Publication Date

Spring 2022

Degree Type


Degree Name

Master of Arts (MA)




Roberto J. González

Subject Areas

Cultural anthropology

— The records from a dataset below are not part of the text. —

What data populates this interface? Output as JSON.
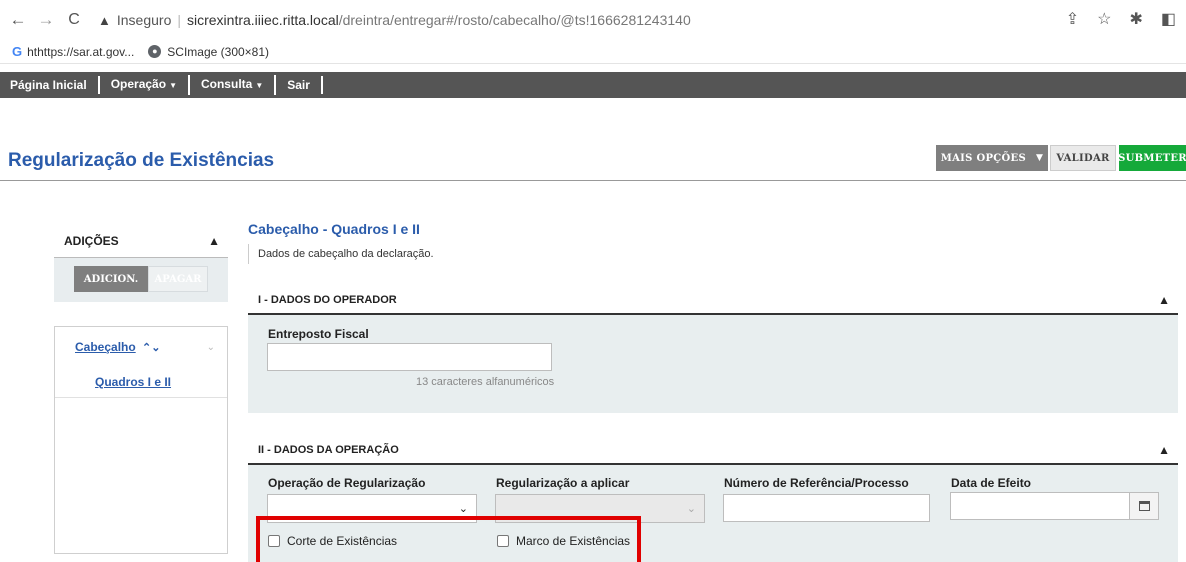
{
  "browser": {
    "insecure_label": "Inseguro",
    "url_host": "sicrexintra.iiiec.ritta.local",
    "url_path": "/dreintra/entregar#/rosto/cabecalho/@ts!1666281243140",
    "bookmarks": [
      {
        "label": "hthttps://sar.at.gov..."
      },
      {
        "label": "SCImage (300×81)"
      }
    ]
  },
  "menu": {
    "items": [
      {
        "label": "Página Inicial"
      },
      {
        "label": "Operação"
      },
      {
        "label": "Consulta"
      },
      {
        "label": "Sair"
      }
    ]
  },
  "page": {
    "title": "Regularização de Existências"
  },
  "toolbar": {
    "more_label": "MAIS OPÇÕES",
    "validate_label": "VALIDAR",
    "submit_label": "SUBMETER"
  },
  "sidebar": {
    "header": "ADIÇÕES",
    "add_label": "ADICION.",
    "delete_label": "APAGAR",
    "tree": {
      "parent": "Cabeçalho",
      "child": "Quadros I e II"
    }
  },
  "section": {
    "title": "Cabeçalho - Quadros I e II",
    "description": "Dados de cabeçalho da declaração."
  },
  "panel1": {
    "header": "I - DADOS DO OPERADOR",
    "field_label": "Entreposto Fiscal",
    "field_value": "",
    "hint": "13 caracteres alfanuméricos"
  },
  "panel2": {
    "header": "II - DADOS DA OPERAÇÃO",
    "op_label": "Operação de Regularização",
    "reg_label": "Regularização a aplicar",
    "ref_label": "Número de Referência/Processo",
    "date_label": "Data de Efeito",
    "checkbox1": "Corte de Existências",
    "checkbox2": "Marco de Existências"
  }
}
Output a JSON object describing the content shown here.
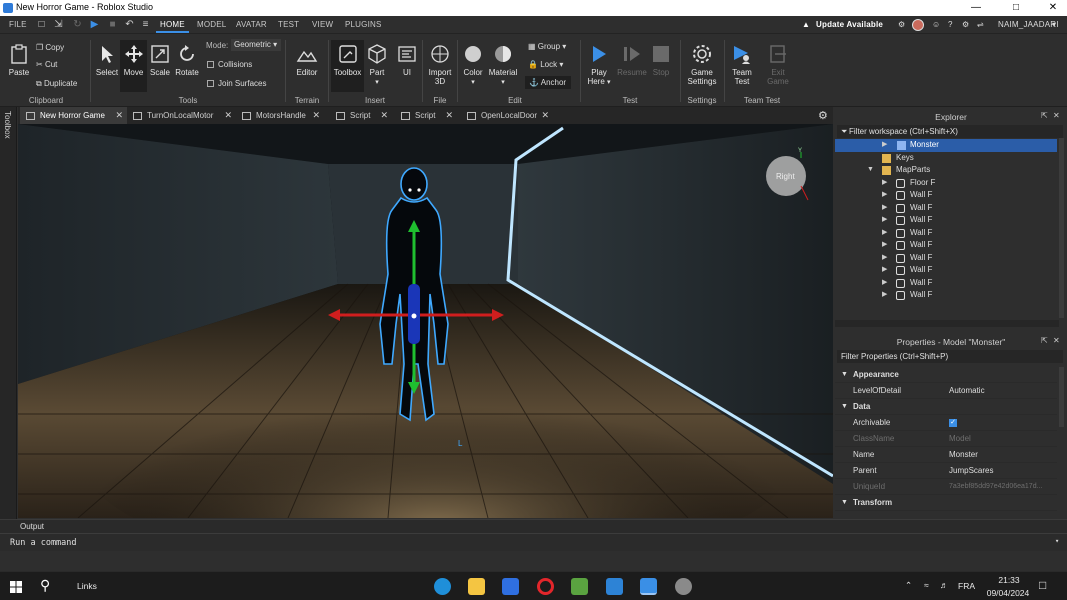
{
  "window": {
    "title": "New Horror Game - Roblox Studio"
  },
  "menubar": {
    "tabs": [
      "FILE",
      "HOME",
      "MODEL",
      "AVATAR",
      "TEST",
      "VIEW",
      "PLUGINS"
    ],
    "update_label": "Update Available",
    "user": "NAIM_JAADARI"
  },
  "ribbon": {
    "clipboard": {
      "paste": "Paste",
      "copy": "Copy",
      "cut": "Cut",
      "duplicate": "Duplicate",
      "group": "Clipboard"
    },
    "tools": {
      "select": "Select",
      "move": "Move",
      "scale": "Scale",
      "rotate": "Rotate",
      "mode_label": "Mode:",
      "mode_value": "Geometric",
      "collisions": "Collisions",
      "join_surfaces": "Join Surfaces",
      "group": "Tools"
    },
    "terrain": {
      "editor": "Editor",
      "group": "Terrain"
    },
    "insert": {
      "toolbox": "Toolbox",
      "part": "Part",
      "ui": "UI",
      "group": "Insert"
    },
    "file": {
      "import3d": "Import",
      "import3d_2": "3D",
      "group": "File"
    },
    "edit": {
      "color": "Color",
      "material": "Material",
      "group_btn": "Group",
      "lock": "Lock",
      "anchor": "Anchor",
      "group": "Edit"
    },
    "test": {
      "play_here": "Play",
      "play_here_2": "Here",
      "resume": "Resume",
      "stop": "Stop",
      "group": "Test"
    },
    "settings": {
      "game_settings": "Game",
      "game_settings_2": "Settings",
      "group": "Settings"
    },
    "team_test": {
      "team_test": "Team",
      "team_test_2": "Test",
      "exit_game": "Exit",
      "exit_game_2": "Game",
      "group": "Team Test"
    }
  },
  "left_rail": {
    "toolbox_label": "Toolbox"
  },
  "doc_tabs": [
    {
      "label": "New Horror Game"
    },
    {
      "label": "TurnOnLocalMotor"
    },
    {
      "label": "MotorsHandle"
    },
    {
      "label": "Script"
    },
    {
      "label": "Script"
    },
    {
      "label": "OpenLocalDoor"
    }
  ],
  "viewport": {
    "view_cube_label": "Right",
    "axis_y": "Y"
  },
  "explorer": {
    "title": "Explorer",
    "filter_placeholder": "Filter workspace (Ctrl+Shift+X)",
    "items": [
      {
        "label": "Monster",
        "selected": true,
        "icon": "model-icon"
      },
      {
        "label": "Keys",
        "icon": "folder-icon"
      },
      {
        "label": "MapParts",
        "icon": "folder-icon"
      },
      {
        "label": "Floor F",
        "icon": "part-icon"
      },
      {
        "label": "Wall F",
        "icon": "part-icon"
      },
      {
        "label": "Wall F",
        "icon": "part-icon"
      },
      {
        "label": "Wall F",
        "icon": "part-icon"
      },
      {
        "label": "Wall F",
        "icon": "part-icon"
      },
      {
        "label": "Wall F",
        "icon": "part-icon"
      },
      {
        "label": "Wall F",
        "icon": "part-icon"
      },
      {
        "label": "Wall F",
        "icon": "part-icon"
      },
      {
        "label": "Wall F",
        "icon": "part-icon"
      },
      {
        "label": "Wall F",
        "icon": "part-icon"
      }
    ]
  },
  "properties": {
    "title": "Properties - Model \"Monster\"",
    "filter_placeholder": "Filter Properties (Ctrl+Shift+P)",
    "rows": [
      {
        "key": "Appearance",
        "category": true
      },
      {
        "key": "LevelOfDetail",
        "value": "Automatic"
      },
      {
        "key": "Data",
        "category": true
      },
      {
        "key": "Archivable",
        "value": ""
      },
      {
        "key": "ClassName",
        "value": "Model",
        "dim": true
      },
      {
        "key": "Name",
        "value": "Monster"
      },
      {
        "key": "Parent",
        "value": "JumpScares"
      },
      {
        "key": "UniqueId",
        "value": "7a3ebf85dd97e42d06ea17d...",
        "dim": true
      },
      {
        "key": "Transform",
        "category": true
      }
    ]
  },
  "output": {
    "label": "Output"
  },
  "command": {
    "placeholder": "Run a command"
  },
  "taskbar": {
    "search_label": "Links",
    "time": "21:33",
    "date": "09/04/2024",
    "lang": "FRA"
  },
  "colors": {
    "accent": "#3b8fe6",
    "selection": "#2b5da8",
    "outline": "#3fa9ff"
  }
}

Breast cancer is the most common form of cancer in the United States and, apart from some forms of skin cancer, is the most common cancer diagnosis for women. In 2021, the U.S Surveillance, Epidemiology, and End Results reported that approximately 281,550 women were diagnosed with, and 43,600 died of the breast cancer. Despite advancements in testing and treatments, about one in eight women will develop breast cancer in her lifetime, and breast cancer has the highest cancer death rate for women, excluding lung cancer.Studies have also shown that breast cancer prognosis and mortality is not uniform, and is statistically more deadly for women in lower-income communities. Moreover, breast cancer incidence rates in industrialized nations have risen over time, and women who emigrate from developed countries with low breast cancer incidence to localities in the U.S. with high breast cancer incidence have a dramatically increased lifetime risk of developing breast cancer. Despite the seeming ubiquity of the disease, in the U.S., breast cancer is culturally understood as a disease that afflicts the individual; breast cancer is something that "just happens.” However, when situated diachronically and alongside the historical context of war, agrochemical use, petrochemicals, plastics, and nuclear weapons use, as well as notions of American industrial and technoscientific “progress,” these pockets of the country with higher rates of women’s cancers become suspect. As industries ebb and flow over time, and humans and chemical carcinogens move across space, these situated maps become increasingly complex, obscuring links between breast cancer causation and affliction. The study presented here uses an anthropological lens to explore these physical and experiential landscapes to reveal both expected and unexpected dimensions of women’s health and wellbeing. This master’s thesis explores the interconnected nature of cancer, treatment, and public imaginaries of cancer by revealing cancer-related socio-political entanglements, ethical (and unethical) practices, and cultural assumptions, as well as how these phenomena affect the ways that women with breast cancer experience their disease. I used ethnographic and autoethnographic research methods to gather data from breast cancer patients and documented my own experience as a former breast cancer patient. These data allowed me to investigate whether prevailing discussions of “lifestyle choices” or “genetic risk” are rhetorical controlling processes that divert attention from corporate, governmental, or other institutional accountability, and whether or not these discursive diversions shift culpability onto women who are at risk of—or living with—breast cancer.